Of course, you can also set sub-goals to achieve your key goal e.g. “I will cut down my consumption of fizzy drinks to one can per week for at least one month”. Make sure that it is still a S.M.A.R.T. goal!

Take Small Steps

  • If a goal seems too big, make it smaller. If cutting down to one can of fizzy drink is too much to commit to, cut back to 2 cans. If doing exercise daily is unrealistic, do it every 2 days.
  • Ask yourself: “On a scale of 0 – 10, how likely am I to actually do this?”


Identifying Obstacles

In order to effectively achieve our goals, you also need to imagine the potential difficulties and obstacles that might stand in the way of us achieving our goals, and how we will deal with them if they arise.

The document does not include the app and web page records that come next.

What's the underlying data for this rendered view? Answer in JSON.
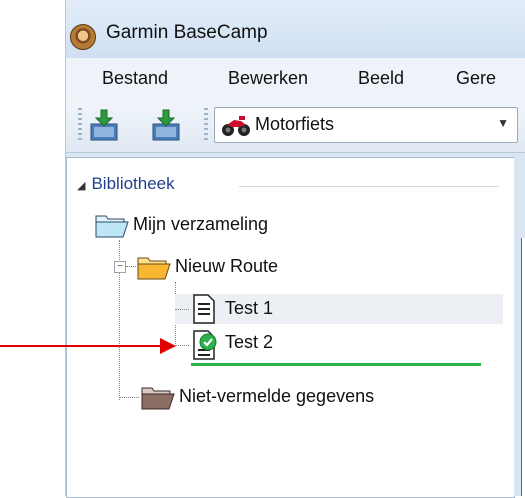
{
  "window": {
    "title": "Garmin BaseCamp"
  },
  "menu": {
    "items": [
      "Bestand",
      "Bewerken",
      "Beeld",
      "Gere"
    ]
  },
  "toolbar": {
    "profile": "Motorfiets"
  },
  "tree": {
    "section": "Bibliotheek",
    "collection": "Mijn verzameling",
    "folder": "Nieuw Route",
    "routes": [
      "Test 1",
      "Test 2"
    ],
    "unlisted": "Niet-vermelde gegevens"
  },
  "colors": {
    "accent_link": "#1f3f8f",
    "annotation_arrow": "#e00000",
    "route_underline": "#2bb24c",
    "active_check": "#2bb24c"
  },
  "icons": {
    "app": "basecamp-icon",
    "import": "import-device-icon",
    "profile": "motorcycle-icon",
    "folder_open": "folder-open-icon",
    "route": "route-document-icon",
    "route_active": "route-active-check-icon"
  }
}
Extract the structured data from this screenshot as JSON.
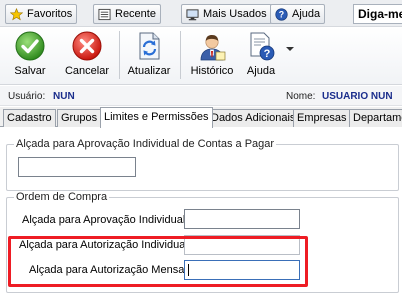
{
  "quickbar": {
    "favorites_label": "Favoritos",
    "recent_label": "Recente",
    "most_used_label": "Mais Usados",
    "help_label": "Ajuda",
    "search_text": "Diga-me"
  },
  "toolbar": {
    "save_label": "Salvar",
    "cancel_label": "Cancelar",
    "refresh_label": "Atualizar",
    "history_label": "Histórico",
    "help_label": "Ajuda"
  },
  "user": {
    "user_label": "Usuário:",
    "user_value": "NUN",
    "name_label": "Nome:",
    "name_value": "USUARIO NUN"
  },
  "tabs": [
    {
      "label": "Cadastro",
      "active": false
    },
    {
      "label": "Grupos",
      "active": false
    },
    {
      "label": "Limites e Permissões",
      "active": true
    },
    {
      "label": "Dados Adicionais",
      "active": false
    },
    {
      "label": "Empresas",
      "active": false
    },
    {
      "label": "Departame",
      "active": false
    }
  ],
  "content": {
    "accounts_payable_group": {
      "title": "Alçada para Aprovação Individual de Contas a Pagar",
      "value": ""
    },
    "purchase_order_group": {
      "title": "Ordem de Compra",
      "fields": [
        {
          "label": "Alçada para Aprovação Individual:",
          "value": ""
        },
        {
          "label": "Alçada para Autorização Individual:",
          "value": ""
        },
        {
          "label": "Alçada para Autorização Mensal:",
          "value": ""
        }
      ]
    }
  },
  "colors": {
    "highlight": "#ee1c24",
    "user_value": "#1a2d8c"
  }
}
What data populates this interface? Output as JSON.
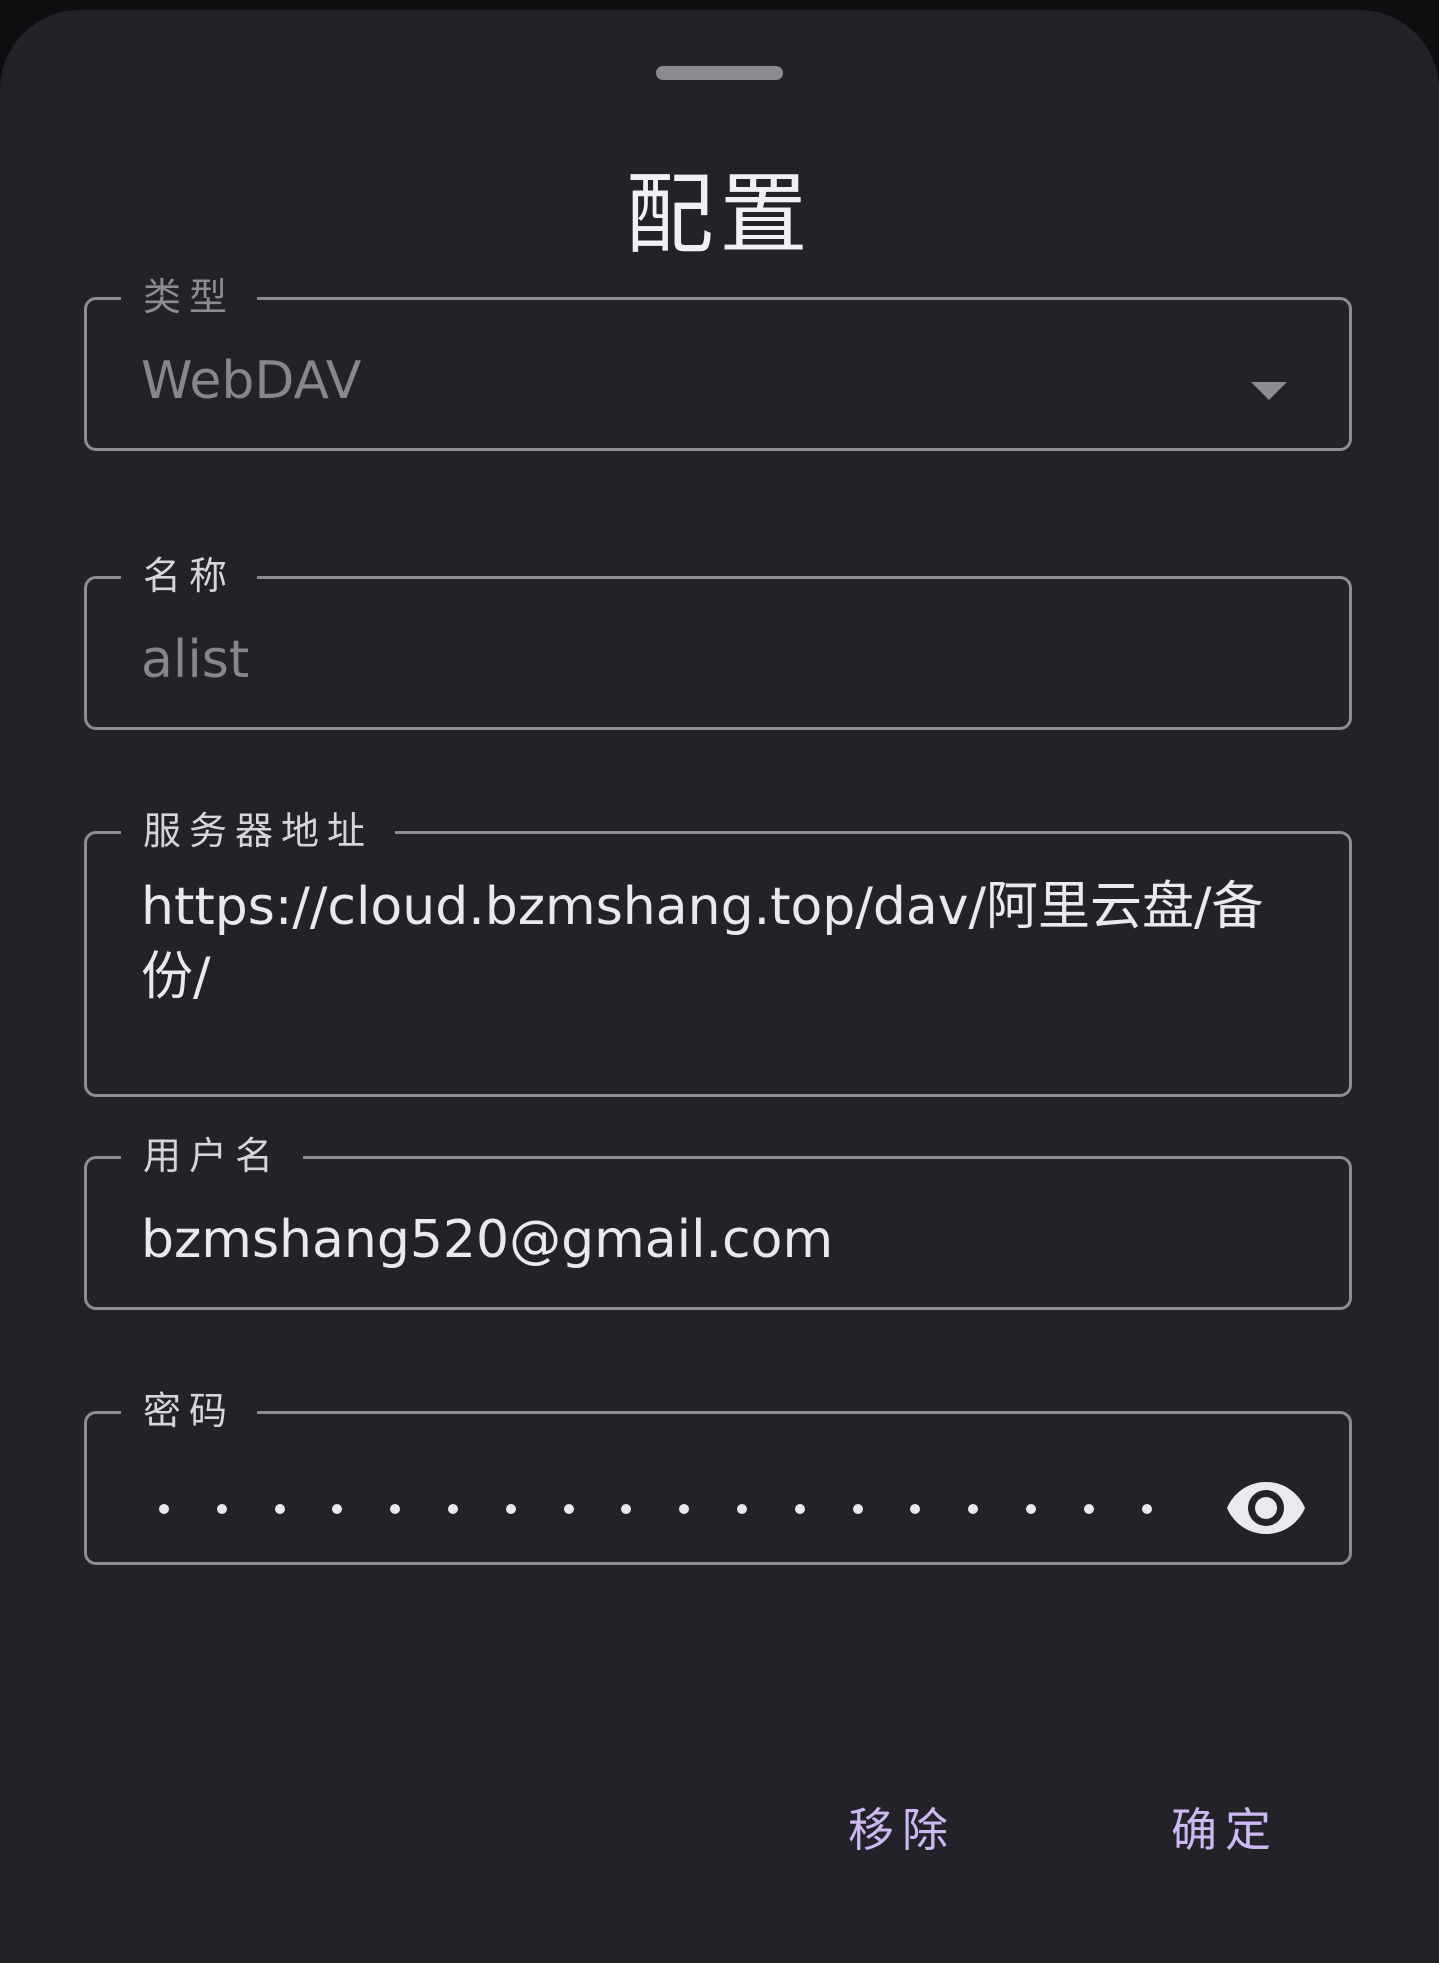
{
  "dialog": {
    "title": "配置"
  },
  "fields": {
    "type": {
      "label": "类型",
      "value": "WebDAV"
    },
    "name": {
      "label": "名称",
      "placeholder": "alist"
    },
    "server": {
      "label": "服务器地址",
      "value": "https://cloud.bzmshang.top/dav/阿里云盘/备份/"
    },
    "username": {
      "label": "用户名",
      "value": "bzmshang520@gmail.com"
    },
    "password": {
      "label": "密码",
      "masked_length": 18,
      "toggle_icon": "eye-icon"
    }
  },
  "actions": {
    "remove_label": "移除",
    "confirm_label": "确定"
  },
  "colors": {
    "background": "#232228",
    "outline": "#8d8c92",
    "accent": "#cdb8f3",
    "text": "#ebe9ef"
  }
}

We need to ask ourselves:

a) What are the possible internal difficulties that may arise? These include difficult thoughts and feelings, such as low motivation, self-doubt, procrastination, hopelessness, insecurity, anxiety.

b) What are the possible external difficulties? These may include things such as a lack of time, skills, money or other physical or external things that may stop you from achieving this goal.

Then, you will need to make a plan for any of the things that you can predict might arise. There may be certain things that you won’t be able to predict and you can deal with them as they occur. However, it is still important to think through the predictable challenges and consider possible solutions ahead of time, so that these things cannot be used as an excuse not to follow through.

If internal difficulties arise in the form of uncomfortable feelings we need to have thought through how we are going to address these things. We already know avoidance is unhelpful, but we need to be able to draw upon strategies of acceptance in these moments. How are we going to open up and allow ourselves to put up with the uncomfortable sensations that arise without running away? It can be helpful to remind ourselves of these strategies before we even start . This is when we need to draw upon many of the MindStudios strategies of acceptance, mindfulness and Positive Mind to be able to stick to our committed action.